“The swinging ball has the tendency to trouble the best of batsmen. But then that helps our fast bowlers as well. As a batting unit, it will be a challenge to square off against the swinging ball, but by the time the Test series arrive we won’t feel like we are playing an away series because by then, we would have already played plenty of limited-overs cricket already,” he explained.
“As a captain of the team, I would like to put in performances myself. I think a lot of people have been thinking about the 2014 tour for too long now. We played the Champions Trophy in England last year, not in Bangladesh. And after what happened during the Tests in South Africa, we are looking to play difficult cricket because that is the only way we can improve.”
India will be the busiest of all teams in the ICC’s new Future Tours Programme (FTP) for the five-year cycle from 2018-23.
Team India will play a total of 203 international matches in the period, which includes 51 Tests, 83 ODIs and 69 T20Is.
West Indies are the second busiest teams during the five-year period with a total of 186 international matches. Although India play the most matches across all formats, they will play eight fewer Tests than England who have been allotted the most matches in the longest format.
INDIA FTP SCHEDULE 2018-23
July-September: Away series in England (Five Tests, three ODIs, three T20Is)
September: Asia Cup
October-November: Home series against West Indies (Three Tests, five ODIs, three T20Is)
November 2018–January 2019: Away series in Australia (Four Tests, three ODIs, three T20Is)
January-February: Away series in New Zealand (Five ODIs and three T20Is)
February-April: Home series against Australia (Five ODIs and three T20Is)
April: Home series against Zimbabwe (One Test and three ODIs)
May-July: ICC 2019 Cricket World Cup in England
July-August: Away series in the West Indies (Two Tests, three ODIs and three T20Is)
October-November: Home series against South Africa (Three Tests)
November-December: Home series against Bangladesh (Two Tests and three T20Is)

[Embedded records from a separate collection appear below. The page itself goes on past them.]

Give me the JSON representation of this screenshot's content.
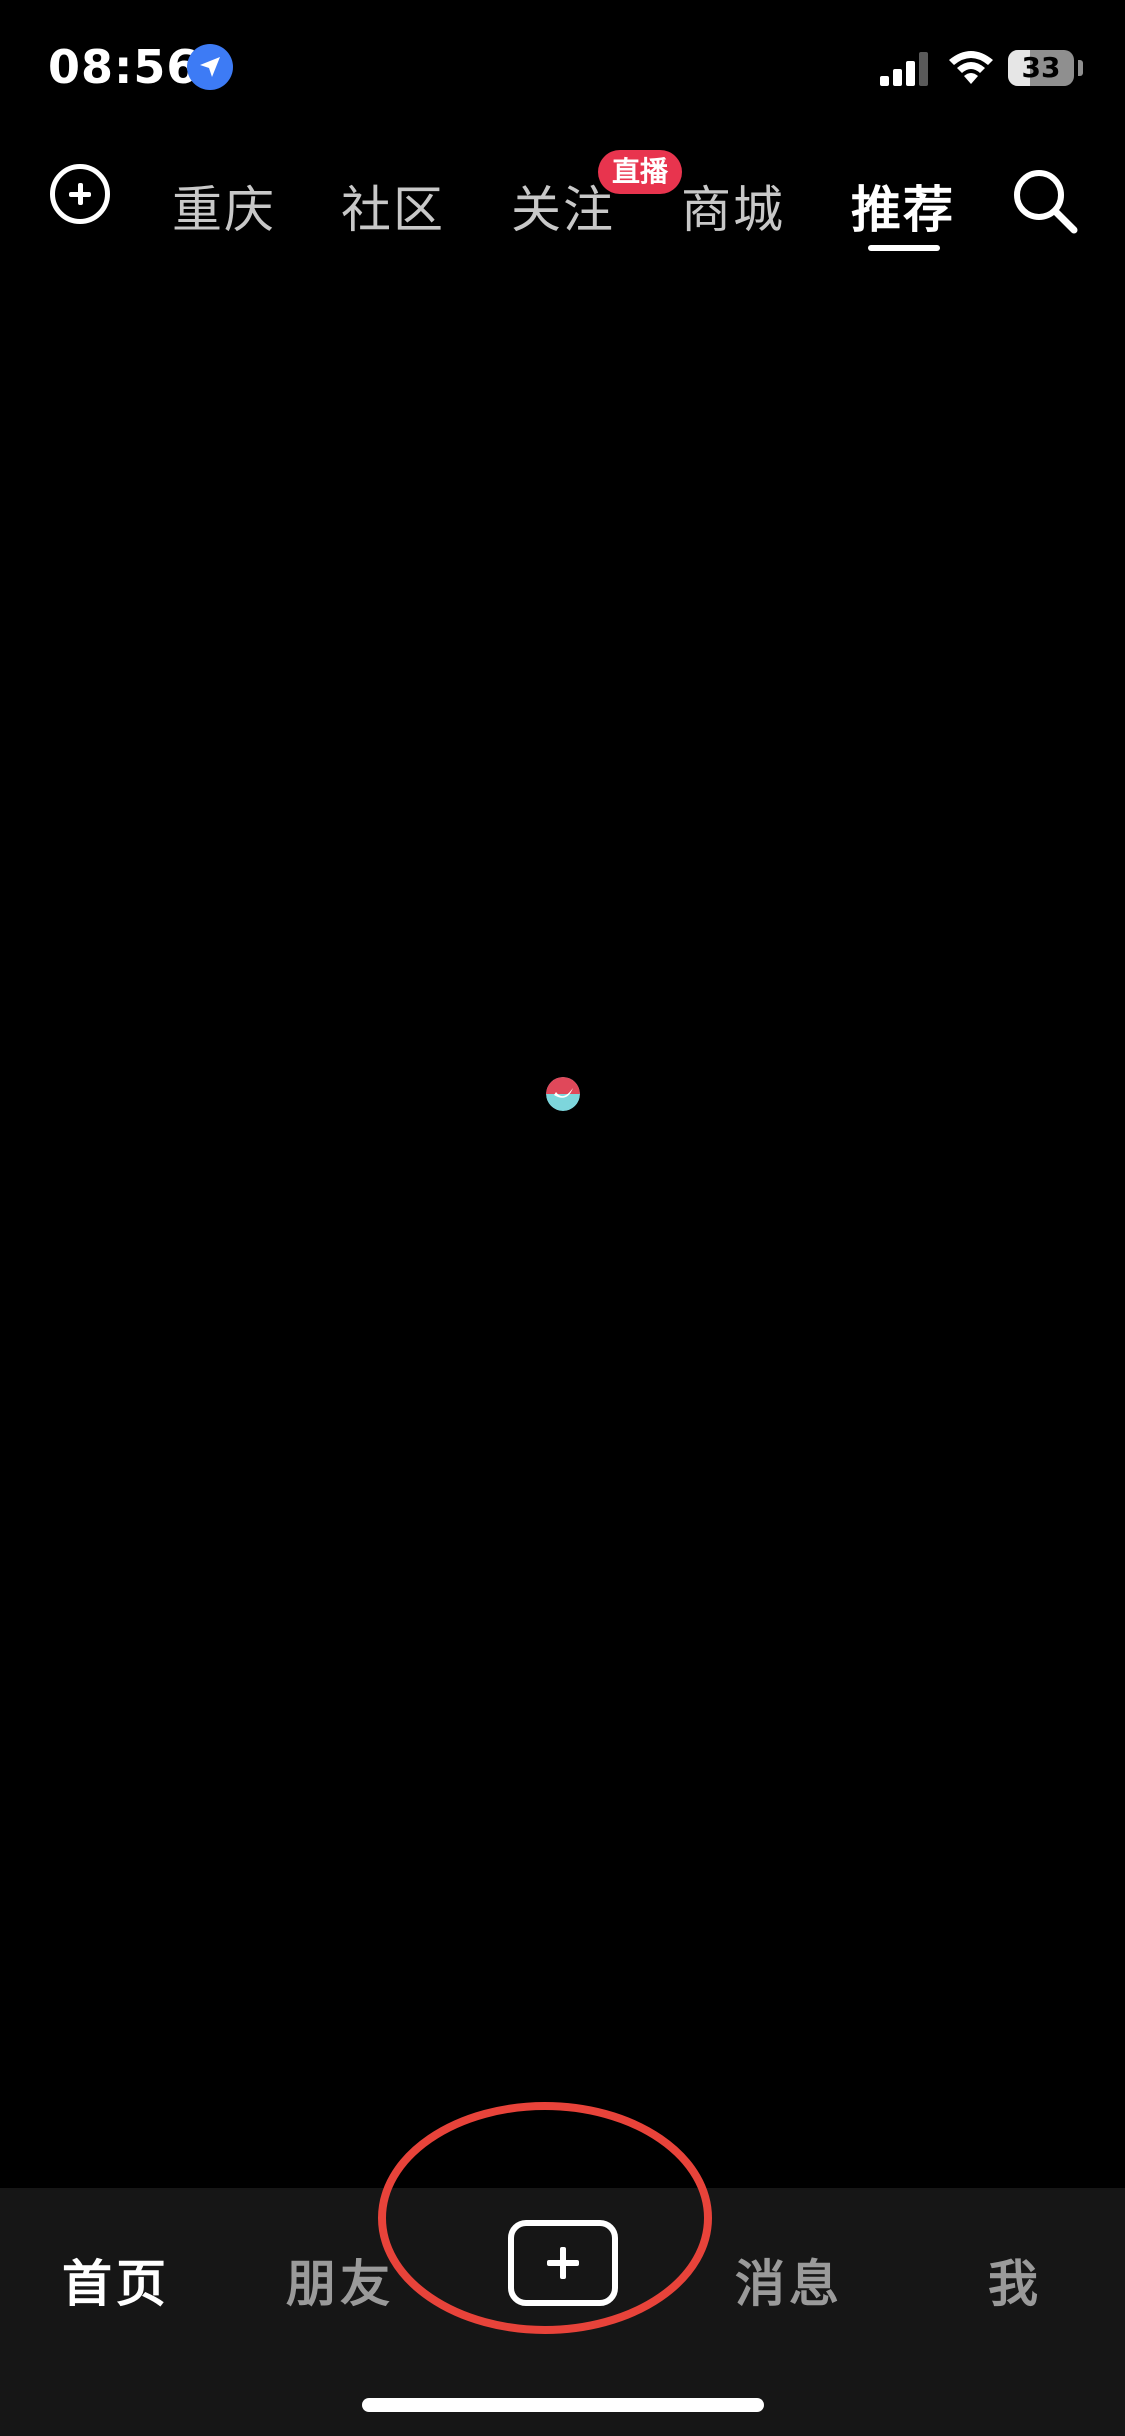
{
  "status_bar": {
    "time": "08:56",
    "battery": "33",
    "battery_level": 0.33
  },
  "top_nav": {
    "tabs": [
      {
        "label": "重庆"
      },
      {
        "label": "社区"
      },
      {
        "label": "关注"
      },
      {
        "label": "商城"
      },
      {
        "label": "推荐"
      }
    ],
    "active_tab": "推荐",
    "live_badge": "直播"
  },
  "bottom_nav": {
    "tabs": [
      {
        "label": "首页"
      },
      {
        "label": "朋友"
      },
      {
        "label": "消息"
      },
      {
        "label": "我"
      }
    ],
    "active_tab": "首页"
  },
  "colors": {
    "background": "#000000",
    "bottom_bar": "#161616",
    "badge": "#e8344e",
    "annotation": "#e8433a",
    "location": "#3d7bf5"
  },
  "icons": [
    "location-arrow-icon",
    "signal-icon",
    "wifi-icon",
    "battery-icon",
    "add-circle-icon",
    "search-icon",
    "publish-plus-icon",
    "loading-spinner-icon"
  ]
}
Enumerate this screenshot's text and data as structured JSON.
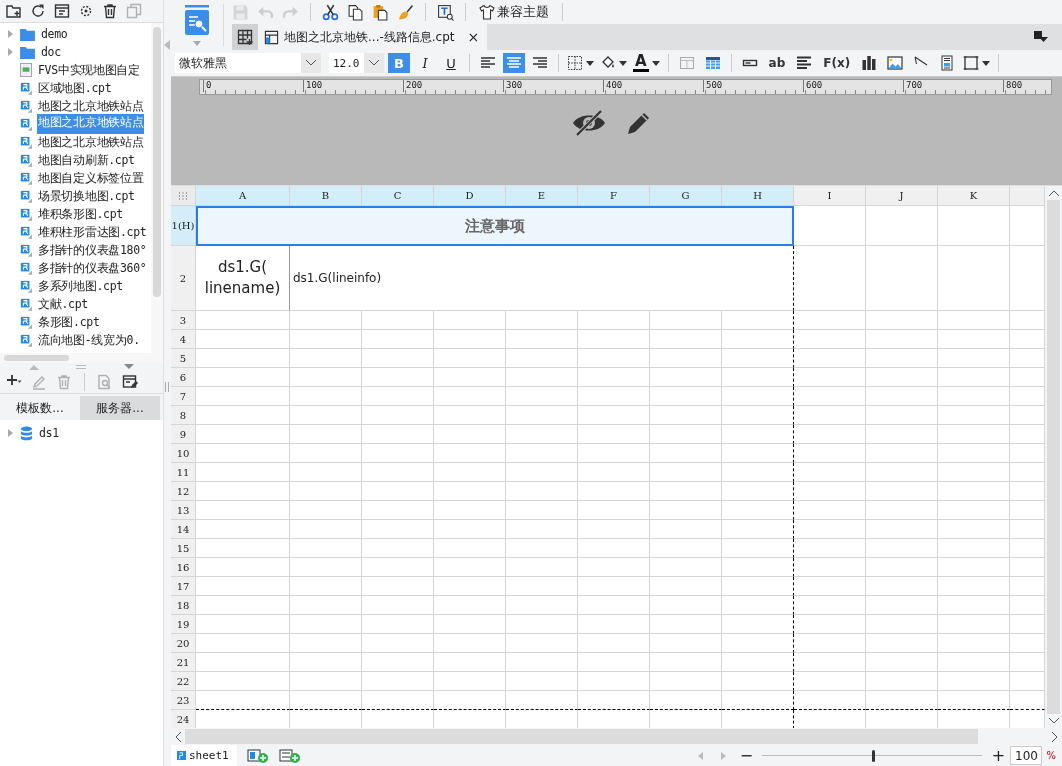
{
  "left_toolbar": [
    {
      "disabled": false
    },
    {
      "disabled": false
    },
    {
      "disabled": false
    },
    {
      "disabled": false
    },
    {
      "disabled": false
    },
    {
      "disabled": true
    }
  ],
  "file_tree": [
    {
      "label": "demo",
      "kind": "folder",
      "selected": false,
      "expanded": false
    },
    {
      "label": "doc",
      "kind": "folder",
      "selected": false,
      "expanded": false
    },
    {
      "label": "FVS中实现地图自定",
      "kind": "fvs",
      "selected": false
    },
    {
      "label": "区域地图.cpt",
      "kind": "template",
      "selected": false
    },
    {
      "label": "地图之北京地铁站点",
      "kind": "template",
      "selected": false
    },
    {
      "label": "地图之北京地铁站点",
      "kind": "template",
      "selected": true
    },
    {
      "label": "地图之北京地铁站点",
      "kind": "template",
      "selected": false
    },
    {
      "label": "地图自动刷新.cpt",
      "kind": "template",
      "selected": false
    },
    {
      "label": "地图自定义标签位置",
      "kind": "template",
      "selected": false
    },
    {
      "label": "场景切换地图.cpt",
      "kind": "template",
      "selected": false
    },
    {
      "label": "堆积条形图.cpt",
      "kind": "template",
      "selected": false
    },
    {
      "label": "堆积柱形雷达图.cpt",
      "kind": "template",
      "selected": false
    },
    {
      "label": "多指针的仪表盘180°",
      "kind": "template",
      "selected": false
    },
    {
      "label": "多指针的仪表盘360°",
      "kind": "template",
      "selected": false
    },
    {
      "label": "多系列地图.cpt",
      "kind": "template",
      "selected": false
    },
    {
      "label": "文献.cpt",
      "kind": "template",
      "selected": false
    },
    {
      "label": "条形图.cpt",
      "kind": "template",
      "selected": false
    },
    {
      "label": "流向地图-线宽为0.",
      "kind": "template",
      "selected": false
    }
  ],
  "dataset_toolbar": [
    {
      "disabled": false
    },
    {
      "disabled": true
    },
    {
      "disabled": true
    },
    {
      "disabled": true
    },
    {
      "disabled": false
    }
  ],
  "panel_tabs": [
    {
      "label": "模板数...",
      "selected": true
    },
    {
      "label": "服务器...",
      "selected": false
    }
  ],
  "datasets": [
    {
      "label": "ds1",
      "expanded": false
    }
  ],
  "main_toolbar": [
    {
      "kind": "icon",
      "disabled": true
    },
    {
      "kind": "icon",
      "disabled": true
    },
    {
      "kind": "icon",
      "disabled": true
    },
    {
      "kind": "sep"
    },
    {
      "kind": "icon",
      "disabled": false
    },
    {
      "kind": "icon",
      "disabled": false
    },
    {
      "kind": "icon",
      "disabled": false
    },
    {
      "kind": "icon",
      "disabled": false
    },
    {
      "kind": "sep"
    },
    {
      "kind": "icon",
      "disabled": false
    },
    {
      "kind": "sep"
    },
    {
      "kind": "labeled",
      "label": "兼容主题",
      "disabled": false
    }
  ],
  "editor_tabs": [
    {
      "label": "地图之北京地铁...-线路信息.cpt",
      "close": "×",
      "selected": true
    }
  ],
  "format_toolbar": [
    {
      "kind": "font-select",
      "value": "微软雅黑"
    },
    {
      "kind": "size-select",
      "value": "12.0"
    },
    {
      "kind": "toggle",
      "label": "B",
      "selected": true
    },
    {
      "kind": "toggle",
      "label": "I",
      "selected": false
    },
    {
      "kind": "toggle",
      "label": "U",
      "selected": false
    },
    {
      "kind": "sep"
    },
    {
      "kind": "icon",
      "selected": false
    },
    {
      "kind": "icon",
      "selected": true
    },
    {
      "kind": "icon",
      "selected": false
    },
    {
      "kind": "sep"
    },
    {
      "kind": "icon",
      "selected": false
    },
    {
      "kind": "icon",
      "selected": false
    },
    {
      "kind": "font-color",
      "label": "A"
    },
    {
      "kind": "sep"
    },
    {
      "kind": "icon",
      "selected": false
    },
    {
      "kind": "icon",
      "selected": false
    },
    {
      "kind": "sep"
    },
    {
      "kind": "icon",
      "selected": false
    },
    {
      "kind": "text",
      "label": "ab"
    },
    {
      "kind": "icon",
      "selected": false
    },
    {
      "kind": "text",
      "label": "F(x)"
    },
    {
      "kind": "icon",
      "selected": false
    },
    {
      "kind": "icon",
      "selected": false
    },
    {
      "kind": "icon",
      "selected": false
    },
    {
      "kind": "icon",
      "selected": false
    },
    {
      "kind": "icon",
      "selected": false
    },
    {
      "kind": "sep"
    }
  ],
  "ruler": {
    "ticks": [
      "0",
      "100",
      "200",
      "300",
      "400",
      "500",
      "600",
      "700",
      "800"
    ]
  },
  "sheet": {
    "columns": [
      {
        "label": "A",
        "selected": true
      },
      {
        "label": "B",
        "selected": true
      },
      {
        "label": "C",
        "selected": true
      },
      {
        "label": "D",
        "selected": true
      },
      {
        "label": "E",
        "selected": true
      },
      {
        "label": "F",
        "selected": true
      },
      {
        "label": "G",
        "selected": true
      },
      {
        "label": "H",
        "selected": true,
        "page_break": true
      },
      {
        "label": "I",
        "selected": false
      },
      {
        "label": "J",
        "selected": false
      },
      {
        "label": "K",
        "selected": false
      }
    ],
    "rows": [
      {
        "label": "1(H)",
        "kind": "title",
        "selected": true,
        "cells": [
          {
            "text": "注意事项",
            "selected": true
          }
        ]
      },
      {
        "label": "2",
        "kind": "data",
        "selected": false,
        "cells": [
          {
            "text": "ds1.G(\nlinename)"
          },
          {
            "text": "ds1.G(lineinfo)"
          }
        ]
      },
      {
        "label": "3",
        "kind": "empty",
        "selected": false
      },
      {
        "label": "4",
        "kind": "empty",
        "selected": false
      },
      {
        "label": "5",
        "kind": "empty",
        "selected": false
      },
      {
        "label": "6",
        "kind": "empty",
        "selected": false
      },
      {
        "label": "7",
        "kind": "empty",
        "selected": false
      },
      {
        "label": "8",
        "kind": "empty",
        "selected": false
      },
      {
        "label": "9",
        "kind": "empty",
        "selected": false
      },
      {
        "label": "10",
        "kind": "empty",
        "selected": false
      },
      {
        "label": "11",
        "kind": "empty",
        "selected": false
      },
      {
        "label": "12",
        "kind": "empty",
        "selected": false
      },
      {
        "label": "13",
        "kind": "empty",
        "selected": false
      },
      {
        "label": "14",
        "kind": "empty",
        "selected": false
      },
      {
        "label": "15",
        "kind": "empty",
        "selected": false
      },
      {
        "label": "16",
        "kind": "empty",
        "selected": false
      },
      {
        "label": "17",
        "kind": "empty",
        "selected": false
      },
      {
        "label": "18",
        "kind": "empty",
        "selected": false
      },
      {
        "label": "19",
        "kind": "empty",
        "selected": false
      },
      {
        "label": "20",
        "kind": "empty",
        "selected": false
      },
      {
        "label": "21",
        "kind": "empty",
        "selected": false
      },
      {
        "label": "22",
        "kind": "empty",
        "selected": false
      },
      {
        "label": "23",
        "kind": "empty",
        "selected": false,
        "page_break": true
      },
      {
        "label": "24",
        "kind": "empty",
        "selected": false
      }
    ]
  },
  "sheet_tabs": [
    {
      "label": "sheet1",
      "selected": true
    }
  ],
  "zoom": {
    "minus": "−",
    "plus": "+",
    "value": "100",
    "unit": "%",
    "level": 0.5
  }
}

December: Home series against the West Indies (Three ODIs and three T20Is)
January: Home series against Australia (Three ODIs)
February-March: Away series in New Zealand (Two Tests, three ODIs and five T20Is)
March: Home series against South Africa (Three ODIs and three T20Is)
June-July: Away series against Sri Lanka (Three ODIs and three T20Is)
July-August: Away series in Zimbabwe (Three ODIs)
September: Asia Cup
October: Home series against England (Three ODIs and three T20Is)
October: Away series in Australia (Three T20Is)
October-November: ICC World Twenty20 in Australia
November 2020-January 2021: Away series in Australia (Four Test and three ODIs)
January-March: Home series against England (Five Tests)
March: Home series against Afghanistan (Three ODIs)
June: World Test Championship Final
July-August: Away series in Sri Lanka (Three T20Is)
August-September: Away series in England (Five Tests)
October: Home series against South Africa (Three ODIs and three T20Is)
October-November: ICC World Twenty20
November-December: Home series against New Zealand (Two Tests and three T20Is)
December 2021-January 2022: Away series in South Africa (Three Tests and three T20Is)
January-February: Home series against the West Indies (Three ODIs and three T20Is)
February-March: Home series against Sri Lanka (Three Tests and three T20Is)
March: Away series in New Zealand (Three ODIs)
July: Away series in England (Three ODIs and three T20Is)
July-August: Away series in the West Indies (Three ODIs and three T20Is)
September: Asia Cup
October-November: Home series against Australia (Four Tests and three T20Is)
November: Away series in Bangladesh (Two Tests and three ODIs)
December 2022-January 2023:
January-February: Home series against Australia (Three ODIs)
February: Home series against New Zealand (Three ODIs)
February-March: 2023 ICC Cricket World Cup in India